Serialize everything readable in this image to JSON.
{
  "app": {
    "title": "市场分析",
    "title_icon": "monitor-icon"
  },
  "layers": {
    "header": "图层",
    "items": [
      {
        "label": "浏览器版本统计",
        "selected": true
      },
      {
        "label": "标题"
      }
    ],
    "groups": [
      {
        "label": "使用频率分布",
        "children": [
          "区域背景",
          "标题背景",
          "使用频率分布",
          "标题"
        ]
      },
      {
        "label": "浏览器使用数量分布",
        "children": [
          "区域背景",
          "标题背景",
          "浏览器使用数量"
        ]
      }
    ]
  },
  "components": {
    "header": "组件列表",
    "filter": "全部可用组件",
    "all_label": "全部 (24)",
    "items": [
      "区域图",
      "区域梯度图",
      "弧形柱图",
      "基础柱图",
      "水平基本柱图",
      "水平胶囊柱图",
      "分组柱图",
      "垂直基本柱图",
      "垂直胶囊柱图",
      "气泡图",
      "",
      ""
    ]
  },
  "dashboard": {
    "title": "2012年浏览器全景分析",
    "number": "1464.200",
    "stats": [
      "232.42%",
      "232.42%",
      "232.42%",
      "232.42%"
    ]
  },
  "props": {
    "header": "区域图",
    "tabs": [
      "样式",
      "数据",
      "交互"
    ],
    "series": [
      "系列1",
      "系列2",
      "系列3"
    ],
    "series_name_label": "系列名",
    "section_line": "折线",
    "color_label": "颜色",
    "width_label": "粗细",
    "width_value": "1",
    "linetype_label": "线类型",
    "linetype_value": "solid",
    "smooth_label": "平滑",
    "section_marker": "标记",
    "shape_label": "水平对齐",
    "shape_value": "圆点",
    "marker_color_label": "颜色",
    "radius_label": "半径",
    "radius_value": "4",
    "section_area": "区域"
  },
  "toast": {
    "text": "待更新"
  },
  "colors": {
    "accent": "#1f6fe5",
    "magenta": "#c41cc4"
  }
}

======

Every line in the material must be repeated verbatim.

Serialize everything readable in this image to JSON.
{
  "app": {
    "title": "市场分析",
    "title_icon": "monitor-icon"
  },
  "layers": {
    "header": "图层",
    "items": [
      {
        "label": "浏览器版本统计",
        "selected": true
      },
      {
        "label": "标题"
      }
    ],
    "groups": [
      {
        "label": "使用频率分布",
        "children": [
          "区域背景",
          "标题背景",
          "使用频率分布",
          "标题"
        ]
      },
      {
        "label": "浏览器使用数量分布",
        "children": [
          "区域背景",
          "标题背景",
          "浏览器使用数量"
        ]
      }
    ]
  },
  "components": {
    "header": "组件列表",
    "filter": "全部可用组件",
    "all_label": "全部 (24)",
    "items": [
      "区域图",
      "区域梯度图",
      "弧形柱图",
      "基础柱图",
      "水平基本柱图",
      "水平胶囊柱图",
      "分组柱图",
      "垂直基本柱图",
      "垂直胶囊柱图",
      "气泡图",
      "",
      ""
    ]
  },
  "dashboard": {
    "title": "2012年浏览器全景分析",
    "number": "1464.200",
    "stats": [
      "232.42%",
      "232.42%",
      "232.42%",
      "232.42%"
    ]
  },
  "props": {
    "header": "区域图",
    "tabs": [
      "样式",
      "数据",
      "交互"
    ],
    "series": [
      "系列1",
      "系列2",
      "系列3"
    ],
    "series_name_label": "系列名",
    "section_line": "折线",
    "color_label": "颜色",
    "width_label": "粗细",
    "width_value": "1",
    "linetype_label": "线类型",
    "linetype_value": "solid",
    "smooth_label": "平滑",
    "section_marker": "标记",
    "shape_label": "水平对齐",
    "shape_value": "圆点",
    "marker_color_label": "颜色",
    "radius_label": "半径",
    "radius_value": "4",
    "section_area": "区域"
  },
  "toast": {
    "text": "待更新"
  },
  "colors": {
    "accent": "#1f6fe5",
    "magenta": "#c41cc4"
  }
}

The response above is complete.